New York City's Department of Health held a public hearing yesterday in advance of their final decision on whether to ban trans fats from city restaurants. The result was overwhelming support to go ahead with the ban, although a fairly vocal opposition turned out as well.
The hearing drew attention to the fact that many people are not sure what trans fats are or what the ban would entail. Listening to the radio, it seemed many people thought politicians were trying to deprive them of their right to eat french fries or donuts in public.
"The next thing they're going to ban is eggs Benedict," the New York Post quoted Audrey Silk, founder of New York City Clash. "Eliminating choice through coercive behavior is not the American way."
Nonsense... If restaurants actually gave us a choice of what oil to use when preparing our foods, maybe Ms. Silk would have a point.
What the Health Department proposes is that restaurants remove most artificial trans fats from their cooking over an 18-month period. Again, this doesn't mean that greasy burgers will not be on the menu, it only means that restaurants will have to switch to oils, margarines and shortening that have less than 0.5 grams of trans fat per serving.
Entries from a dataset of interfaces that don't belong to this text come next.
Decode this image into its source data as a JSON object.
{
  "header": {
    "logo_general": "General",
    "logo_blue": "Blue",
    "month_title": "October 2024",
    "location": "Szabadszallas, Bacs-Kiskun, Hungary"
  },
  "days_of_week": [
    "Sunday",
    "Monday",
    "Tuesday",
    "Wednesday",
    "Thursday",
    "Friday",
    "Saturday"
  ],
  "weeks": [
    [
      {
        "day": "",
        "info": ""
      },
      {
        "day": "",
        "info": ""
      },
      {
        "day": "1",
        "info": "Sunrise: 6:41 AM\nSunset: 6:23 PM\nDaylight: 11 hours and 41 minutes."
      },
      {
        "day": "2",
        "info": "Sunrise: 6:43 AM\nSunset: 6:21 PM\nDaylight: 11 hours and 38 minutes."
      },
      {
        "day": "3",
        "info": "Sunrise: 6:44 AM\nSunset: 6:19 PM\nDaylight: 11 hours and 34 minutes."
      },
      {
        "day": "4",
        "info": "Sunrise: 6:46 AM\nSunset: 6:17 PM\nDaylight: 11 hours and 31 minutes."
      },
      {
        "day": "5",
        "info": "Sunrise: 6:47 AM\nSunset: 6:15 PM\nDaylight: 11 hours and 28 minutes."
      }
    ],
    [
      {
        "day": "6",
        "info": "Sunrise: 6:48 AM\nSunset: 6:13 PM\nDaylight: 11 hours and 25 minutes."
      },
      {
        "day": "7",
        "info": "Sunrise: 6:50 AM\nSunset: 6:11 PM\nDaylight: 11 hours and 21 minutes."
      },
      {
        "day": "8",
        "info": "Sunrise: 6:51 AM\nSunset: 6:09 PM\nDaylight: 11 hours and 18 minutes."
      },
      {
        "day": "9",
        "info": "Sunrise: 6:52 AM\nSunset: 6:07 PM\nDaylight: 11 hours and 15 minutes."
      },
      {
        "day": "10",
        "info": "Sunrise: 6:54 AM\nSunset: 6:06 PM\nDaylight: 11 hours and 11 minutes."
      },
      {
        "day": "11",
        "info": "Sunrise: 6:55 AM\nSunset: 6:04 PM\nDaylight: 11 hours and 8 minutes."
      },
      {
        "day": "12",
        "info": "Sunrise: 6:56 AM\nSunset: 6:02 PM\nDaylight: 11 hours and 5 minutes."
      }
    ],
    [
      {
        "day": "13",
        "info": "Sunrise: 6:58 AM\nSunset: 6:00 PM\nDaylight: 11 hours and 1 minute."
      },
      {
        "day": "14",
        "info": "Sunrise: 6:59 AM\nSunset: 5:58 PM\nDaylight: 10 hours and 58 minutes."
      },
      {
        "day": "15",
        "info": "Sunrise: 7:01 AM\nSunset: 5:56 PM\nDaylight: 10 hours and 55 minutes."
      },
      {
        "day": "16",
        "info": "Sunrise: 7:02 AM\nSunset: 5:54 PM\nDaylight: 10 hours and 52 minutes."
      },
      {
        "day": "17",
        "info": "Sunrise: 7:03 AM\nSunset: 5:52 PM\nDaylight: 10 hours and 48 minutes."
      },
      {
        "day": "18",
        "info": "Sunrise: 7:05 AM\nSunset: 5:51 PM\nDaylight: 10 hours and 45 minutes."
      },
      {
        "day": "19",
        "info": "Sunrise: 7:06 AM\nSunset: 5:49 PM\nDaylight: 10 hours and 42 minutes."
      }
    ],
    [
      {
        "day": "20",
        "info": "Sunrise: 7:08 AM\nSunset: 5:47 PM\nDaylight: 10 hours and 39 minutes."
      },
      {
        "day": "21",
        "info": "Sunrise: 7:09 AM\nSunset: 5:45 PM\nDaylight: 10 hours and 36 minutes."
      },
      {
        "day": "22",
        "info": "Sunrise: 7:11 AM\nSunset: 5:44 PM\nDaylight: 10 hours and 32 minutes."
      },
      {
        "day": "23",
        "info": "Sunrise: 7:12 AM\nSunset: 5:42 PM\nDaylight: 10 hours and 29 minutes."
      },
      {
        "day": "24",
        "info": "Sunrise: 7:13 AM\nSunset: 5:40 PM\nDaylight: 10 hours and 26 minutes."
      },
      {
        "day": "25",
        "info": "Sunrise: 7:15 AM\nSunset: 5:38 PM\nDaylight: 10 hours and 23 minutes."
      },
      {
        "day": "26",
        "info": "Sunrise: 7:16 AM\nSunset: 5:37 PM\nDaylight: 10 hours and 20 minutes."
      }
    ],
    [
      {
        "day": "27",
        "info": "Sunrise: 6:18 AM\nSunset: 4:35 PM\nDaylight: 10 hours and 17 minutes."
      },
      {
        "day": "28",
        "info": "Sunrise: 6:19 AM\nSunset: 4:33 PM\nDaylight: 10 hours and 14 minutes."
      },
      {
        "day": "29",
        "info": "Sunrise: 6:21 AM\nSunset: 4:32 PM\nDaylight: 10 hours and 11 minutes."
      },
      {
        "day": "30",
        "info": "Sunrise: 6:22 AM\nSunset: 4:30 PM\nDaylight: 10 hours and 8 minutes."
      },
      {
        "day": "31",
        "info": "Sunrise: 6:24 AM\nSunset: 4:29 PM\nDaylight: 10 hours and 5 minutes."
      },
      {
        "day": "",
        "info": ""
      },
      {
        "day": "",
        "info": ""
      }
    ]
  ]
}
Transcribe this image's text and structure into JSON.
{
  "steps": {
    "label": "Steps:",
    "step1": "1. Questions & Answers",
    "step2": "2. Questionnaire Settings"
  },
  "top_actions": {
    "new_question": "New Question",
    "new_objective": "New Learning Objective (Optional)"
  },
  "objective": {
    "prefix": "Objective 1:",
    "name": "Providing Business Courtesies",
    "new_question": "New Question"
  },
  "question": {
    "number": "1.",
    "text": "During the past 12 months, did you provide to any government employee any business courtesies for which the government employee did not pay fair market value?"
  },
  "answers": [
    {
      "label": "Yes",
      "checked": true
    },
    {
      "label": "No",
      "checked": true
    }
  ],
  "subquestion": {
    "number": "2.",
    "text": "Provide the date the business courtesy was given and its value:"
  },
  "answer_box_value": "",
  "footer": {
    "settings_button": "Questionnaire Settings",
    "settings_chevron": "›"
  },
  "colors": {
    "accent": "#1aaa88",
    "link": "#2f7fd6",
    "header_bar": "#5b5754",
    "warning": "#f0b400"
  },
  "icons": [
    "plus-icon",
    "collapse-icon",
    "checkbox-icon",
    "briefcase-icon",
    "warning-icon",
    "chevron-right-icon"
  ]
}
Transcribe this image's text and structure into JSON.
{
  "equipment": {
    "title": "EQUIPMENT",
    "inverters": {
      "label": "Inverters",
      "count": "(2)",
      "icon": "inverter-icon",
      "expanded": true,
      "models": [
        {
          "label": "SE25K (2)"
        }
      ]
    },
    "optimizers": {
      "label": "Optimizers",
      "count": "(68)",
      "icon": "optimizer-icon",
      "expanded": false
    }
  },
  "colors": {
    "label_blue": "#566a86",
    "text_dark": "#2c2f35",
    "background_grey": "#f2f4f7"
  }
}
Trans fats are industrially created through a chemical process of hydrogenation. Unlike other fats, trans fats are neither required nor beneficial for health and are, in fact, linked to an increased risk of heart disease.
For more information check out these links:
NYC Health Department proposes phasing out Trans Fat
What is Trans Fat?
The Campaign to Ban Partially Hydrogenated Oils
Foes Sizzling Mad over Trans-Fat 'Ban'